Years of good work undone

The only conclusion any right-minded person can draw is that the Prime Minister thought it was OK fo

I had been looking forward to this particular Sunday. It was the day I was due to go down to the Asian area of my constituency to see an old political friend for the first time in ages. It was a house I had visited often in the past few years; his front room had seen many an election plan hatched and carried out, including part of my own selection battle in Burnley.

Since May 2005 the logistical demands of becoming the town's new MP meant that we had met less often. So when I discovered recently that he was about to go home to Pakistan for a month, I finally made the effort and mangled the diary appropriately.

Three days before he went away, with some sense of achievement - indeed, jubilation - I hurtled into his front room, my toddler daughter in tow, to land once more on the familiar sofa.

What happened next was entirely unexpected.
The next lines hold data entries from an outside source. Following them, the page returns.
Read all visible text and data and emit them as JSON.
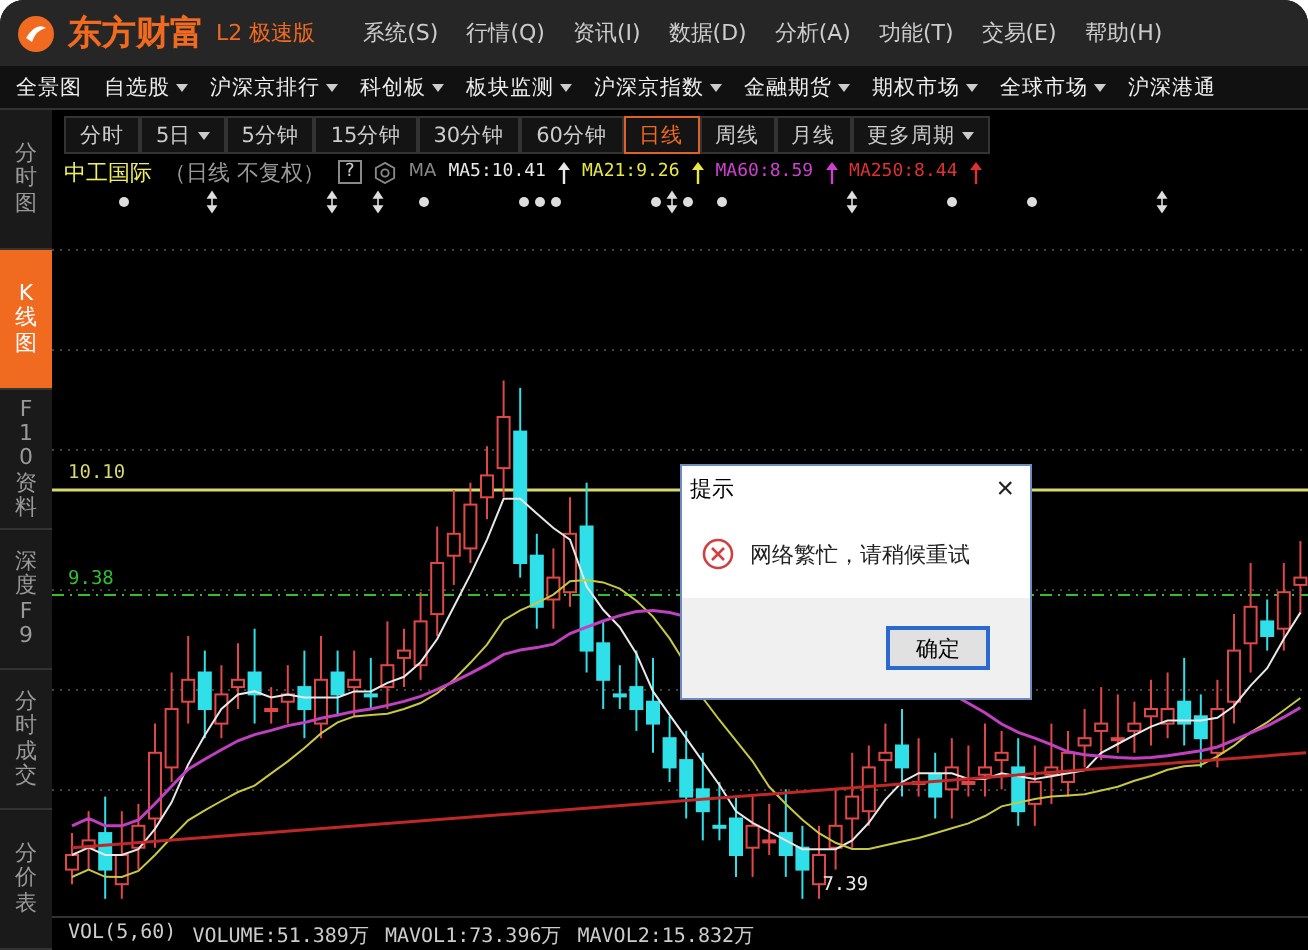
{
  "title_bar": {
    "logo": "东方财富",
    "edition": "L2 极速版",
    "menu": [
      "系统(S)",
      "行情(Q)",
      "资讯(I)",
      "数据(D)",
      "分析(A)",
      "功能(T)",
      "交易(E)",
      "帮助(H)"
    ]
  },
  "nav_bar": [
    {
      "label": "全景图",
      "dropdown": false
    },
    {
      "label": "自选股",
      "dropdown": true
    },
    {
      "label": "沪深京排行",
      "dropdown": true
    },
    {
      "label": "科创板",
      "dropdown": true
    },
    {
      "label": "板块监测",
      "dropdown": true
    },
    {
      "label": "沪深京指数",
      "dropdown": true
    },
    {
      "label": "金融期货",
      "dropdown": true
    },
    {
      "label": "期权市场",
      "dropdown": true
    },
    {
      "label": "全球市场",
      "dropdown": true
    },
    {
      "label": "沪深港通",
      "dropdown": false
    }
  ],
  "sidebar": [
    {
      "label": "分时图",
      "selected": false
    },
    {
      "label": "K线图",
      "selected": true
    },
    {
      "label": "F10资料",
      "selected": false
    },
    {
      "label": "深度F9",
      "selected": false
    },
    {
      "label": "分时成交",
      "selected": false
    },
    {
      "label": "分价表",
      "selected": false
    }
  ],
  "period_tabs": [
    {
      "label": "分时",
      "dropdown": false,
      "selected": false
    },
    {
      "label": "5日",
      "dropdown": true,
      "selected": false
    },
    {
      "label": "5分钟",
      "dropdown": false,
      "selected": false
    },
    {
      "label": "15分钟",
      "dropdown": false,
      "selected": false
    },
    {
      "label": "30分钟",
      "dropdown": false,
      "selected": false
    },
    {
      "label": "60分钟",
      "dropdown": false,
      "selected": false
    },
    {
      "label": "日线",
      "dropdown": false,
      "selected": true
    },
    {
      "label": "周线",
      "dropdown": false,
      "selected": false
    },
    {
      "label": "月线",
      "dropdown": false,
      "selected": false
    },
    {
      "label": "更多周期",
      "dropdown": true,
      "selected": false
    }
  ],
  "chart_header": {
    "stock": "中工国际",
    "mode": "（日线 不复权）",
    "help": "?",
    "ma_label": "MA",
    "indicators": [
      {
        "text": "MA5:10.41",
        "color": "#e8e8e8"
      },
      {
        "text": "MA21:9.26",
        "color": "#e8e840"
      },
      {
        "text": "MA60:8.59",
        "color": "#d040d0"
      },
      {
        "text": "MA250:8.44",
        "color": "#e03030"
      }
    ]
  },
  "price_labels": [
    {
      "text": "10.10",
      "kind": "line",
      "color": "#d8d870"
    },
    {
      "text": "9.38",
      "kind": "dashed",
      "color": "#30c030"
    },
    {
      "text": "7.39",
      "kind": "low",
      "color": "#e8e8e8"
    }
  ],
  "volume_header": [
    "VOL(5,60)",
    "VOLUME:51.389万",
    "MAVOL1:73.396万",
    "MAVOL2:15.832万"
  ],
  "dialog": {
    "title": "提示",
    "close": "×",
    "message": "网络繁忙，请稍候重试",
    "button": "确定"
  }
}
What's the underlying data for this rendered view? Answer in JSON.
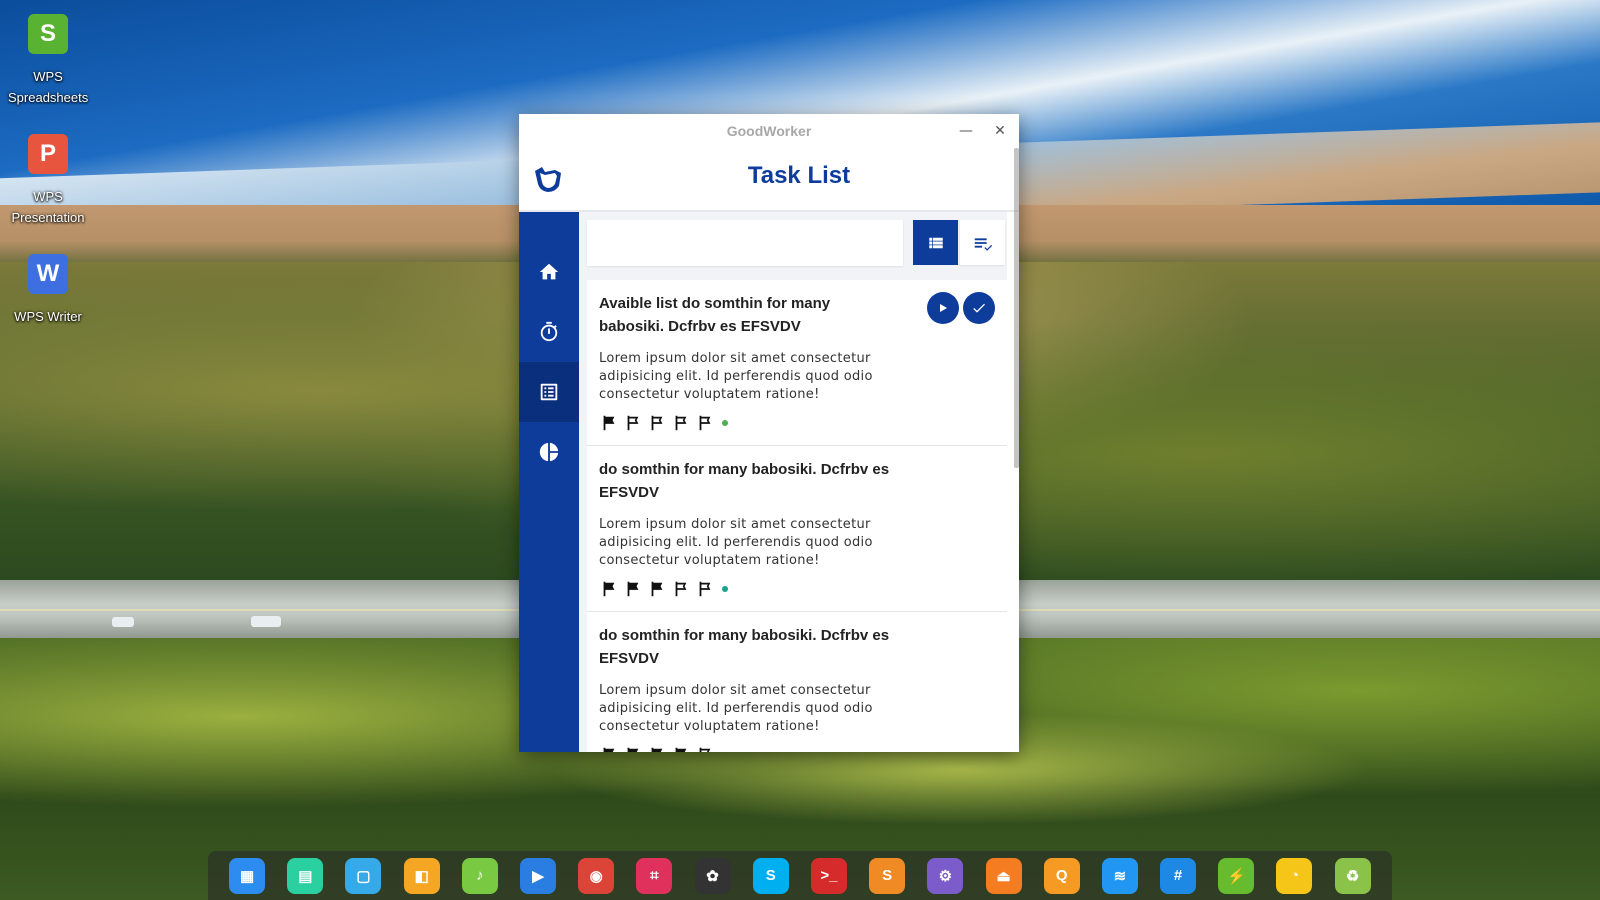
{
  "desktop": {
    "icons": [
      {
        "label": "WPS Spreadsheets",
        "color": "#5ab232",
        "glyph": "S"
      },
      {
        "label": "WPS Presentation",
        "color": "#e8553f",
        "glyph": "P"
      },
      {
        "label": "WPS Writer",
        "color": "#3d6fe0",
        "glyph": "W"
      }
    ]
  },
  "window": {
    "title": "GoodWorker",
    "minimize_glyph": "—",
    "close_glyph": "✕"
  },
  "app": {
    "heading": "Task List",
    "accent": "#0d3c9b",
    "nav": [
      {
        "name": "home-icon",
        "active": false
      },
      {
        "name": "stopwatch-icon",
        "active": false
      },
      {
        "name": "list-icon",
        "active": true
      },
      {
        "name": "pie-chart-icon",
        "active": false
      }
    ],
    "search": {
      "value": "",
      "placeholder": ""
    },
    "tasks": [
      {
        "title": "Avaible list do somthin for many babosiki. Dcfrbv es EFSVDV",
        "description": "Lorem ipsum dolor sit amet consectetur adipisicing elit. Id perferendis quod odio consectetur voluptatem ratione!",
        "priority_filled": 1,
        "priority_total": 5,
        "status_color": "#4caf50",
        "has_actions": true
      },
      {
        "title": "do somthin for many babosiki. Dcfrbv es EFSVDV",
        "description": "Lorem ipsum dolor sit amet consectetur adipisicing elit. Id perferendis quod odio consectetur voluptatem ratione!",
        "priority_filled": 3,
        "priority_total": 5,
        "status_color": "#17a589",
        "has_actions": false
      },
      {
        "title": "do somthin for many babosiki. Dcfrbv es EFSVDV",
        "description": "Lorem ipsum dolor sit amet consectetur adipisicing elit. Id perferendis quod odio consectetur voluptatem ratione!",
        "priority_filled": 4,
        "priority_total": 5,
        "status_color": "#e53935",
        "has_actions": false
      }
    ]
  },
  "dock": {
    "items": [
      {
        "name": "launcher-icon",
        "color": "#2d8cf0",
        "glyph": "▦"
      },
      {
        "name": "multitask-view-icon",
        "color": "#2bd0a0",
        "glyph": "▤"
      },
      {
        "name": "file-manager-icon",
        "color": "#36a9e8",
        "glyph": "▢"
      },
      {
        "name": "app-store-icon",
        "color": "#f5a623",
        "glyph": "◧"
      },
      {
        "name": "music-icon",
        "color": "#7ac943",
        "glyph": "♪"
      },
      {
        "name": "video-icon",
        "color": "#2a7de1",
        "glyph": "▶"
      },
      {
        "name": "chrome-icon",
        "color": "#db4437",
        "glyph": "◉"
      },
      {
        "name": "screenshot-icon",
        "color": "#e0315d",
        "glyph": "⌗"
      },
      {
        "name": "color-picker-icon",
        "color": "#333333",
        "glyph": "✿"
      },
      {
        "name": "skype-icon",
        "color": "#00aff0",
        "glyph": "S"
      },
      {
        "name": "terminal-icon",
        "color": "#d62b2b",
        "glyph": ">_"
      },
      {
        "name": "sublime-icon",
        "color": "#f08a24",
        "glyph": "S"
      },
      {
        "name": "settings-app-icon",
        "color": "#7c5ccb",
        "glyph": "⚙"
      },
      {
        "name": "installer-icon",
        "color": "#f57c20",
        "glyph": "⏏"
      },
      {
        "name": "browser-q-icon",
        "color": "#f59a23",
        "glyph": "Q"
      },
      {
        "name": "wifi-icon",
        "color": "#2196f3",
        "glyph": "≋"
      },
      {
        "name": "control-center-icon",
        "color": "#1e88e5",
        "glyph": "#"
      },
      {
        "name": "power-icon",
        "color": "#66bb2e",
        "glyph": "⚡"
      },
      {
        "name": "clock-icon",
        "color": "#f5c518",
        "glyph": "◔"
      },
      {
        "name": "trash-icon",
        "color": "#8bc34a",
        "glyph": "♻"
      }
    ]
  }
}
Rather than the smiles and welcomes and cups of tea, I was greeted by a wave of hostility from his family and friends that made me catch my breath. My dismay and disappointment must have been obvious, because they got straight to the point. "Why are you allowing our people to die?"

In the previous week I had already spoken out on the Middle East crisis, explaining on the Simon Mayo show that there was no justification in my mind for civilian casualties. I'd put down a parliamentary question asking the Foreign Secretary to call for an immediate ceasefire of Israeli attacks on Lebanon.

But it was only at this moment, in this family's front room, that it all suddenly became real.

I realised then that - through our inability to call immediately and unequivocally for a ceasefire - all our efforts since Iraq to persuade British Muslims that our Labour government was not using foreign policy to persecute those of their religion had been undone.

Whatever your views on Iraq (and I know in my heart I would have voted against it), there were at least some vaguely plausible reasons to assert that it wasn't a war against Islam for its own sake: the existence of a brutal dictator and the belief, however flawed, in the existence of weapons of mass destruction, for example. These are arguments we have all busily used in our constituencies over the past few years.

But because there are no plausible reasons not to call for an immediate ceasefire in Lebanon, at least none that have been adequately explained to me, the only conclusion any right-minded person can draw by simply looking at the facts is that the Prime Minister thought it was OK for Muslim people to keep dying.

Time to start talking

In times of strife, be it fighting or industrial action, it is the role of third parties to urge that the action should stop and the talking should start. That is what we should have done straight away, because there is no justification for the innocent to die. Instead, we urged Hezbollah to return the Israeli soldiers. Yet Tony Blair said in parliament that we had little influence over these groups.

So what was our urging designed to achieve? It would have been far more sensible to have put immediate public pressure on Israel to stop the attacks and get back to negotiations, because Israel might actually have listened to us for a moment.

Such a response would have had the added political benefit back home of helping British Muslims believe the PM was capable of standing up for their interests on the international stage.

Of course Hezbollah's actions were aggressive, but a proportionate response would have been for Israeli intelligence to work out where the soldiers were being held and mount a highly targeted action to get them back. Either that or negotiate a reciprocal release of some of the vast number of their own political prisoners.

Plans hatched

Back in my friend's front room, the temperature was lowered slightly by my asking his family what they thought I should do. Soon we were back to hatching plans, tea was poured, and we hit the phones to organise an outreach exercise that would at least enable people to talk in a structured way about what was happening.

So it was that seven days, 3,000 leaflets and dozens of phone calls later, I returned to the same part of town to the urgent public meeting I had called to discuss the crisis in the Middle East.

The room was packed with hundreds of people, Asian and white together. The SWP and the Lib Dems, unlikely but increasingly common bedfellows, were both there in force, as were Labour Party members and new faces alike.

The setting and people may have been different, but the question was essentially the same as it had been the previous week: "Why is it that Muslim blood is seen as cheaper than Christian or Jewish blood?" That is the cry that is going up from my constituency.

Kitty Ussher is Labour MP for Burnley.

Martin Bright is away

This article first appeared in the 14 August 2006 issue of the New Statesman, Burma Special: A nation in waiting